What Is Motherhood?

What Is Motherhood?

What is motherhood?

When I think of motherhood, I think of birth. Maybe that isn’t typical, but as a childbirth educator for the past six years and a mother of four young children, it is a natural enough thought for me.

Though many think that birth is one of life’s most painful events, I have found over the years that it has taught me many lessons about motherhood. Not all of these lessons have been easy, but all profound and dear to my heart.

You could say that labor has a typical pattern that it takes with most women. It goes something like this:

Labor often begins with sporadic and weaker contractions. A soon-to-be new mom almost always reacts with excitement to this early (and pretty easy) phase of labor.  “Yay!  My baby is coming! Soon we will meet and I will hold and snuggle my sweet one.”

As labor continues, those contractions get harder and stronger and closer together. Labor is powerful stuff and it is aptly named “labor”.  You will learn to work hard as those swells grow and peak over and over again.  Mom often feels serious at this point. She must focus and concentrate to stay on top of what is going on in her body.

As labor intensifies she might enter what we often refer to as “transition” labor where things are fast and furious. Contractions come quickly, there seems to be little or no break between them and the intensity is at a level that can be hard to experience with joy in her heart. At this point in labor women often express emotions showing they are overwhelmed and ready to give up. Surrender is the sentiment of the hour and mom may feel like she can no longer go on.

Eventually transition ends and pushing begins! Pushing can feel like sweet relief, and even for those who don’t love every moment of it, pushing signifies that the end is near and that baby will soon be in arms and the work of birth will be over.  Pushing is hard physical work, but immensely rewarding.  Emotions can include excitement (again!), determination, and even fatigue.

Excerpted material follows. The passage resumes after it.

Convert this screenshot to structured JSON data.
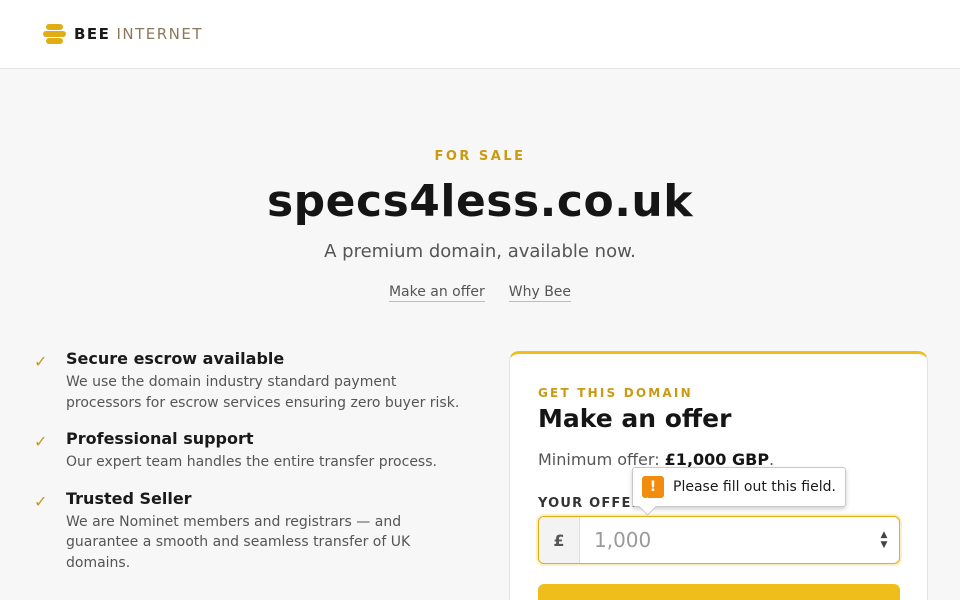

So, how, you might be wondering, does all of this remind me of motherhood? These days, I see so many similarities.

My children are still young, the oldest one being only nine, and my baby almost three. But I see so many of the emotions of labor played out again and again as I struggle to raise my children. The overwhelming sensations of childbirth are reproduced on a bigger and longer scale as we raise those babies into adults.  

While birth is thought of as hard and painful, it is but a short moment compared to the time that we will spend growing those children outside of our own bodies. We will experience excitement and joy as we watch that child hit new milestones and smile, walk, talk and learn things for the first time. In fact, the early days of motherhood with a new baby can be full of joy and excitement for these tiny milestones and surprise at how (dare I admit it) boring it can be. Compare that that to early labor and you will find many similarities. Including lack of sleep!

Soon however, some of that excitement turns to fatigue as the very real and often very intense work of motherhood ensues. A walking, talking, growing baby (who is now a toddler) has new needs and wants every day and with them can come growing pains. Tantrums, upset, and the labor of learning will join us on an almost daily basis. Those moments of excitement are still there though and the strong love we forged in the early days with a little dependent squish of a baby will help us through the harder times. Much like the middle of labor, these days of motherhood can be hard and frustrating but also awesome in their power.

Just like with transition labor, transitions or changes in motherhood often bring difficulty and growth. Transition labor happens when the cervix dilates quickly and lots of things are happening in the body. I have found the same to be true with motherhood — growth often involves pain. Teething, crawling, walking, even the changes that come later as independence increases and hormones change — they all are transitions and they can all present challenges. But just like in labor, these moments while overwhelming, are the ones that when we overcome them, give us the most confidence in ourselves as women and mothers.

Labor ends with pushing, and if anything has “pushed” me to my limits it has been motherhood. I have been forced to see my ugly flaws face-to-face as they surface in myself, and even in the reflected behavior of my children. Labor pushed my body and my emotions beyond what I thought was possible — until I tried to actually raise that baby. Motherhood is the hardest work I have ever done. It has brought me to my knees, showed me my humanity and my lack, and it has made me want to give up.

And yet, through it all, I love birth and I love motherhood. Those moments that are hard only seem to serve to make the joy fuller, more palpable, more sweet. What is motherhood, you ask? It is many things both wonderful and trying, but it is the greatest thing I have ever done and it has taught me what I am truly capable of.

 

 

About Sarah Clark 

Sarah Clark is a natural birth teacher in Northern California.  She trains birth instructors for Birth Boot Camp, a company specializing in online and in-person childbirth education for couples that want to work together for a natural birth.  You can also find her blogging at mamabirth.blogspot.com.

(Photo courtesy of Birth Boot Camp)